If your child is going to have a night terror or sleepwalking episode, it is more likely to occur within the first few hours after falling asleep during a partial waking from deep (slow-wave) NREM sleep. If you have been awaked by your child during a night or sleepwalking episode, you will likely not forget it.
If your child have a night terror is a scary experience. He try sit up abruptly in bed, let out a loud panicky scream, act in confused and frightening way, begin to sweat with his heart racing, and look terrified. It can be equally scary to watch your child sleepwalking.
Although he will not look terrified, he might walk into a dangerous situation, inside the house or outside are left wondering what might have happened to him if you not woken up. To make matters worse, in both situations, if try to soothe your child by talking to him or hugging him, he likely to look right through you, like you are not his parent, even get more agitated in his night terror or walking behavior.
Among sleep experts, these arousals are known as partial arousal parasomnias. Our focus in this article is on the thr common partial arousal parasomnias: confusional arousals, terrors, and sleepwalking. A parasomnia is a movement (sleepwalking, for example) or experience (nightmare, for example) that occurs during slee Parasomnias can be part of normal sleep (dreams, for examample) or abnormal (sleepwalking, for example).
Partial arousal parasomnia is an abnormal phenomenon that occurs during deep (slow-wave) NREM sleep, when your child is partially aroused from this sleep state. The majority of deep sleep is in the first third of the night. Young children have more deep slow-wave sleep than school-age children.
This deep sleep can be good for your young child (significant growth occurs during this time) or problematic during this deep sleep your child may be partially aroused and have a night terror or sleepwalking episode). Because preschool children spend more time during sleep in this slow-wave sleep, they are more likely to have these types of arousals than older children.
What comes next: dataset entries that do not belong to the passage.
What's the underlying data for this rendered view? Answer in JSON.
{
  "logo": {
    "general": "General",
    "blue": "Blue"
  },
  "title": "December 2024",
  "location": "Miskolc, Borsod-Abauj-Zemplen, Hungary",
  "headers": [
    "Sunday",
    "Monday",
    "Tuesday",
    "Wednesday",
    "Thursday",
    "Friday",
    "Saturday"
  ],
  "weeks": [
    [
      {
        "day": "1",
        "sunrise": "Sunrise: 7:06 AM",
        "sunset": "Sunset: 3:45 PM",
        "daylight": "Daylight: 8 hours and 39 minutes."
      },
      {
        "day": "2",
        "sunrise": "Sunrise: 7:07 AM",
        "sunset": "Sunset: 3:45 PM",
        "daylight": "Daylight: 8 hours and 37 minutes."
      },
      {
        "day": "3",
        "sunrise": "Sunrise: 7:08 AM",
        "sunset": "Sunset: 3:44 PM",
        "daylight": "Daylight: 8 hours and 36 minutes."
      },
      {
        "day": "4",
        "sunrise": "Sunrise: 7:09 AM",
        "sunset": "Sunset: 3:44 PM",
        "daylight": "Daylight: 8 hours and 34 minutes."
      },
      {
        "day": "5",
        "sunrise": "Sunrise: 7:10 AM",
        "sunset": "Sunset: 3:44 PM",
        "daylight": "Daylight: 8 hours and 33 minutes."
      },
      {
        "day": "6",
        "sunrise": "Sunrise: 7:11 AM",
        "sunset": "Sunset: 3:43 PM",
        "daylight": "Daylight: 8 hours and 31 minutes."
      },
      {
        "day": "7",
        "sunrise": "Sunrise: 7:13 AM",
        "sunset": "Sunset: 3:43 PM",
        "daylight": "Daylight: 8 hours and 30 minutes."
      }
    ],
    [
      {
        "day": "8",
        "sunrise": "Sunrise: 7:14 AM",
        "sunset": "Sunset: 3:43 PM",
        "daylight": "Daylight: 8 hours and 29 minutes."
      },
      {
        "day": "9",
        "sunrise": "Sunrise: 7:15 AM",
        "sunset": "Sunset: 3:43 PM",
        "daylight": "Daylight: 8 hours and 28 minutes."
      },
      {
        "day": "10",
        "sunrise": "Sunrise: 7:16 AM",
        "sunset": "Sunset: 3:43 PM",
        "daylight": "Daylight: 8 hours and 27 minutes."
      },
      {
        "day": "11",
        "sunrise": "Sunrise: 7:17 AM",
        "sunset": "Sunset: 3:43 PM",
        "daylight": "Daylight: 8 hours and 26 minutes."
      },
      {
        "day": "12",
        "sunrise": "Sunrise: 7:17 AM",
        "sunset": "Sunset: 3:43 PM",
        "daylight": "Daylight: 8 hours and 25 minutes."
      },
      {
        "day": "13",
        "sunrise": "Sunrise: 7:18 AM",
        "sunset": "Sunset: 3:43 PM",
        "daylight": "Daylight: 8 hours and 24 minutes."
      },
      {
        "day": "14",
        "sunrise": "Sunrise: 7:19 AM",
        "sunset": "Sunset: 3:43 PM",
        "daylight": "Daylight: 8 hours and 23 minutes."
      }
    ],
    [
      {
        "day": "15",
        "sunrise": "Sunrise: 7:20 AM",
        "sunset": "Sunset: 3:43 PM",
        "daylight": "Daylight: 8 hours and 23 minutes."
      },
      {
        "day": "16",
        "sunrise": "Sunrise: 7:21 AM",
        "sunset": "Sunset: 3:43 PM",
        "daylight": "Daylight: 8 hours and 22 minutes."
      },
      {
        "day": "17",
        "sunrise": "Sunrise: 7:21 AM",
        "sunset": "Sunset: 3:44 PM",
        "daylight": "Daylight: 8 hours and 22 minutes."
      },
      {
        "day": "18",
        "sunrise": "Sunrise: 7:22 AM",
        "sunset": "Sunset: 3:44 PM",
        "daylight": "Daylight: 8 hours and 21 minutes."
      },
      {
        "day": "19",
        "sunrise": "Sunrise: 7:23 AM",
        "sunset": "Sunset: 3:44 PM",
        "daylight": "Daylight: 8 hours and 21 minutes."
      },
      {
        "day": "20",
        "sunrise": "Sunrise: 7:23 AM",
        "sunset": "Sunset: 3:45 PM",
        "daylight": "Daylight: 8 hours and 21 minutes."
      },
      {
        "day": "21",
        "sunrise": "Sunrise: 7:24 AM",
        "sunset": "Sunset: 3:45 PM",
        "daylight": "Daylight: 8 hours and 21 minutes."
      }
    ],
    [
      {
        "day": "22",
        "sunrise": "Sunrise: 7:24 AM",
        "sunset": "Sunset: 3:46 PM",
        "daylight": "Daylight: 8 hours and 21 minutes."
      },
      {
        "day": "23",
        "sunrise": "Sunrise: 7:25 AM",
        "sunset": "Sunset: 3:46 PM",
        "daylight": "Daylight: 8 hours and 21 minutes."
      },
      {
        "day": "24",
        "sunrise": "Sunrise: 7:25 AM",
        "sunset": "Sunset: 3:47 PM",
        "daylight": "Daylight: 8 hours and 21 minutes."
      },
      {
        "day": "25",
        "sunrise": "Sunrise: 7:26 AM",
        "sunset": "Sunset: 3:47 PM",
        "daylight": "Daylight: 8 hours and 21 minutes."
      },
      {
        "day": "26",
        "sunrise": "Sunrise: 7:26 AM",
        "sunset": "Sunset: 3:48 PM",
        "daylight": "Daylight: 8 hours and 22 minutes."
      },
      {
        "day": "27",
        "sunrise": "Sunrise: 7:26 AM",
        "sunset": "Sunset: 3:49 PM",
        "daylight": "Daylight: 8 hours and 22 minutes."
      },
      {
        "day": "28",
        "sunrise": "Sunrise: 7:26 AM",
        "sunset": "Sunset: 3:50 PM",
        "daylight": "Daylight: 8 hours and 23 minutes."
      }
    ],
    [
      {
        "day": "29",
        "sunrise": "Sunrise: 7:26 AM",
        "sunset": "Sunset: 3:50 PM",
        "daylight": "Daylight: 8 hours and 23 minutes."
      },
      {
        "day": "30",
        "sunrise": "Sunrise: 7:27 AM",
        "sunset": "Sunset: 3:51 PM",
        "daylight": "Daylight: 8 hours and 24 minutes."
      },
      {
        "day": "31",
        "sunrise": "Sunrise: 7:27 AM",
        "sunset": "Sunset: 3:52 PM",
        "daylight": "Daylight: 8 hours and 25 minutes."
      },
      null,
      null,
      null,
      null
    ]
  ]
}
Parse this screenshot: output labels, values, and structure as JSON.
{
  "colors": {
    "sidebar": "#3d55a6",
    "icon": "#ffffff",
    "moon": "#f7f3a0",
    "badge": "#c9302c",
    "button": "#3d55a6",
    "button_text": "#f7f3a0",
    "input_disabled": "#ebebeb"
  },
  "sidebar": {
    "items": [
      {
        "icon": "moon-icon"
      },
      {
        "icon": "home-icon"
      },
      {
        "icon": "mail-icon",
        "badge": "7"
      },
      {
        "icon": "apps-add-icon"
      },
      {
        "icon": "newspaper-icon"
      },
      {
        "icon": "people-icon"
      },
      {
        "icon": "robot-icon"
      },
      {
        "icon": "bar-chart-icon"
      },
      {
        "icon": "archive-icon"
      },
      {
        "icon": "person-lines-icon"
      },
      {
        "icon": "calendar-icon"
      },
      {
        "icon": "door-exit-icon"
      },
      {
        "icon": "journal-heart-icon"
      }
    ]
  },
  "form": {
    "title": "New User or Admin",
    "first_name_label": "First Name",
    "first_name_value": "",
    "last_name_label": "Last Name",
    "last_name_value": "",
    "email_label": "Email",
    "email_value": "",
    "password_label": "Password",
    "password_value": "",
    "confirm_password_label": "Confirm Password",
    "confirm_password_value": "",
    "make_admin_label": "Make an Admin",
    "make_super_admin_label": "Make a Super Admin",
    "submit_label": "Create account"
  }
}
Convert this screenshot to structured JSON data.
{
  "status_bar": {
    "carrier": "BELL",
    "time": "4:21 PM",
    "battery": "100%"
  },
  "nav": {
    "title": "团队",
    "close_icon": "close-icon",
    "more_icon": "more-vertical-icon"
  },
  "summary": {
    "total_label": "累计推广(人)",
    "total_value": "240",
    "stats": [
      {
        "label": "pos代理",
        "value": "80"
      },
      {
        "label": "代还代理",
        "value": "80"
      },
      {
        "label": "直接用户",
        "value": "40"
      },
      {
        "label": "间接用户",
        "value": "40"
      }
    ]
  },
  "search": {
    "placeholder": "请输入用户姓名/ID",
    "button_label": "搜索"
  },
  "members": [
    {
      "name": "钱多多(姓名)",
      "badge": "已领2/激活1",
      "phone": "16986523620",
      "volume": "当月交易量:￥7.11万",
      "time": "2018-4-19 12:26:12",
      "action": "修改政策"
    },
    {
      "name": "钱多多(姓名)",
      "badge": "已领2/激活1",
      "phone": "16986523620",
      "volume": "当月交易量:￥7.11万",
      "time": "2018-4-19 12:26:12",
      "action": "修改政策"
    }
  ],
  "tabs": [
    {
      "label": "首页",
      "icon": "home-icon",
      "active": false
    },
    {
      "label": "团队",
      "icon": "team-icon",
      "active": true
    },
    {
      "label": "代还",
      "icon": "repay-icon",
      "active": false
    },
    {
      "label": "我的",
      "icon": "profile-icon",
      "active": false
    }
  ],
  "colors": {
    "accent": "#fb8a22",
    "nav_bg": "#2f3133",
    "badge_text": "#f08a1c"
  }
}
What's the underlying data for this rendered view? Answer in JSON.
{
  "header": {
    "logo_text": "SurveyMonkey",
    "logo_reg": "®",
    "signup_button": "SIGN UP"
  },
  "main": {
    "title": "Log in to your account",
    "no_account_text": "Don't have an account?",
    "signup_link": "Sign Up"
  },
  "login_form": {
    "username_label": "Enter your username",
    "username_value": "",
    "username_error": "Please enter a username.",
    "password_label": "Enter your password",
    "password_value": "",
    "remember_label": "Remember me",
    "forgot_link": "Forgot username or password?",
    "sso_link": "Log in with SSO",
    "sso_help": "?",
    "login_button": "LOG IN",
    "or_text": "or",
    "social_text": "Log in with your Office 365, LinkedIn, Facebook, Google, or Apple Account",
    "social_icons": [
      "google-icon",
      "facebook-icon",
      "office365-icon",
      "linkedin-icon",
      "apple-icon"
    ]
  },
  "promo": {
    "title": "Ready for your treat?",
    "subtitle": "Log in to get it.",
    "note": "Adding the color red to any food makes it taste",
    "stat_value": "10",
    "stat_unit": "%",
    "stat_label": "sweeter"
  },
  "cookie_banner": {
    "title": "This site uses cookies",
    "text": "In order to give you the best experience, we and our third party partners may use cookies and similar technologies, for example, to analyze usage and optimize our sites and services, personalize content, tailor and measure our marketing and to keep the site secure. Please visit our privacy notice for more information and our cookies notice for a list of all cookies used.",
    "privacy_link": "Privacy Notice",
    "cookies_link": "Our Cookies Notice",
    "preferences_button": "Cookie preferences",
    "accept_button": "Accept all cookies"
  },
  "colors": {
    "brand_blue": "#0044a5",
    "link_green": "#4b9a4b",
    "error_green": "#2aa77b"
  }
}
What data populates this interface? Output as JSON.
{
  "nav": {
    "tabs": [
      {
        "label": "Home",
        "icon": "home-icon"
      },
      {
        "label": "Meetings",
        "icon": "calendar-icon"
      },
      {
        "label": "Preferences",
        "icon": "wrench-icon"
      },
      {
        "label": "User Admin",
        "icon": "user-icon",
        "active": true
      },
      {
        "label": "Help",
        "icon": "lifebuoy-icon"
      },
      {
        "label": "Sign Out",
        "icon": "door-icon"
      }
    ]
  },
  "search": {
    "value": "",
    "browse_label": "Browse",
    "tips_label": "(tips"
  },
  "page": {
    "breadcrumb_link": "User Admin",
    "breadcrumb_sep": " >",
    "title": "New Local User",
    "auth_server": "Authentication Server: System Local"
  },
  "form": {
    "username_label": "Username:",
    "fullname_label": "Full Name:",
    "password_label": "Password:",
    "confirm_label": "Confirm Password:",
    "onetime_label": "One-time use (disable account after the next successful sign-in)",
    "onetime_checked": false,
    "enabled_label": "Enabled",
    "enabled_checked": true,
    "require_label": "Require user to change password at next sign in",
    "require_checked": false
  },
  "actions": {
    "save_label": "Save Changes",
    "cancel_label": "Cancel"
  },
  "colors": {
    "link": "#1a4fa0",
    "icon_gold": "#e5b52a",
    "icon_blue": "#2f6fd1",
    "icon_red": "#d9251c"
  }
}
Partial arousal parasomnias occur during an arousal from slow-wave sleep when your child is partially awake and partially asleep sort of stuck between the two. During a partial arousal parasomnia, your child is able to carry out some activities normally associated with the waking state, like sitting up, crying out, and walking, but he is also partially asleep, so his speech will not make sense.
In these partial arousals, it is difficult to wake up fully. If you try to talk to your child or comfort him, he will not understand what you are saying, and this interaction may actually make him more agitated. He will not have normal judgment, so there is the potential to injure himself. Your child will not remember this episode in the morning.